**Aim of the exercise:** Each line below has to be output exactly, from first to last.

**Material to process:**

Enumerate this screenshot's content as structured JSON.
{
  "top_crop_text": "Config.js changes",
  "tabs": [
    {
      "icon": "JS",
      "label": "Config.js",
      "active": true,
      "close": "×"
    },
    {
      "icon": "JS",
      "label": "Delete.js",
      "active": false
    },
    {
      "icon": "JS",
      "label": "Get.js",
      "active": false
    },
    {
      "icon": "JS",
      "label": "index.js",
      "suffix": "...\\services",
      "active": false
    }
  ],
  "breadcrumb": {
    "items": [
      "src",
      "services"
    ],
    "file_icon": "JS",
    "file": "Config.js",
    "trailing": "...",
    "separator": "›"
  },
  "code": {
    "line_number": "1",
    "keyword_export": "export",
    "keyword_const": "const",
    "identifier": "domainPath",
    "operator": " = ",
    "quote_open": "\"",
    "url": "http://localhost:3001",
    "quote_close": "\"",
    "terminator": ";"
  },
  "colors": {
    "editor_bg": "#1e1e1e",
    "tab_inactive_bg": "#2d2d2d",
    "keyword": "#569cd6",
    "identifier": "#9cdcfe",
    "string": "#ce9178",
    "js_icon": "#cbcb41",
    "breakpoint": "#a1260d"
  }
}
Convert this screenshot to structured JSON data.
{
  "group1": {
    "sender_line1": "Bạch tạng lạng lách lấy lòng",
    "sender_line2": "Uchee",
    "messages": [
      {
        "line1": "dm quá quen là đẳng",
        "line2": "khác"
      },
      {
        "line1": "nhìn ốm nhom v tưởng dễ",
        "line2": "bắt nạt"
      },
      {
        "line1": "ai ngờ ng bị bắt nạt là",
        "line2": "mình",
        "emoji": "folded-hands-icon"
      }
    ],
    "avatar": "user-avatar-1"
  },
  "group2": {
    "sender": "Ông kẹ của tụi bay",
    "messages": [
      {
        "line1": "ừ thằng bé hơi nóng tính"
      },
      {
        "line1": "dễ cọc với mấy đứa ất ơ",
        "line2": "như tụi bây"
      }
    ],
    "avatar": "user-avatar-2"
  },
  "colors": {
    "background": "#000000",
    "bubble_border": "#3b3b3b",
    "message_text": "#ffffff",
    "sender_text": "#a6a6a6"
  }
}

**Your solution:**
Enumerate this screenshot's content as structured JSON.
{
  "top_crop_text": "Config.js changes",
  "tabs": [
    {
      "icon": "JS",
      "label": "Config.js",
      "active": true,
      "close": "×"
    },
    {
      "icon": "JS",
      "label": "Delete.js",
      "active": false
    },
    {
      "icon": "JS",
      "label": "Get.js",
      "active": false
    },
    {
      "icon": "JS",
      "label": "index.js",
      "suffix": "...\\services",
      "active": false
    }
  ],
  "breadcrumb": {
    "items": [
      "src",
      "services"
    ],
    "file_icon": "JS",
    "file": "Config.js",
    "trailing": "...",
    "separator": "›"
  },
  "code": {
    "line_number": "1",
    "keyword_export": "export",
    "keyword_const": "const",
    "identifier": "domainPath",
    "operator": " = ",
    "quote_open": "\"",
    "url": "http://localhost:3001",
    "quote_close": "\"",
    "terminator": ";"
  },
  "colors": {
    "editor_bg": "#1e1e1e",
    "tab_inactive_bg": "#2d2d2d",
    "keyword": "#569cd6",
    "identifier": "#9cdcfe",
    "string": "#ce9178",
    "js_icon": "#cbcb41",
    "breakpoint": "#a1260d"
  }
}
Convert this screenshot to structured JSON data.
{
  "group1": {
    "sender_line1": "Bạch tạng lạng lách lấy lòng",
    "sender_line2": "Uchee",
    "messages": [
      {
        "line1": "dm quá quen là đẳng",
        "line2": "khác"
      },
      {
        "line1": "nhìn ốm nhom v tưởng dễ",
        "line2": "bắt nạt"
      },
      {
        "line1": "ai ngờ ng bị bắt nạt là",
        "line2": "mình",
        "emoji": "folded-hands-icon"
      }
    ],
    "avatar": "user-avatar-1"
  },
  "group2": {
    "sender": "Ông kẹ của tụi bay",
    "messages": [
      {
        "line1": "ừ thằng bé hơi nóng tính"
      },
      {
        "line1": "dễ cọc với mấy đứa ất ơ",
        "line2": "như tụi bây"
      }
    ],
    "avatar": "user-avatar-2"
  },
  "colors": {
    "background": "#000000",
    "bubble_border": "#3b3b3b",
    "message_text": "#ffffff",
    "sender_text": "#a6a6a6"
  }
}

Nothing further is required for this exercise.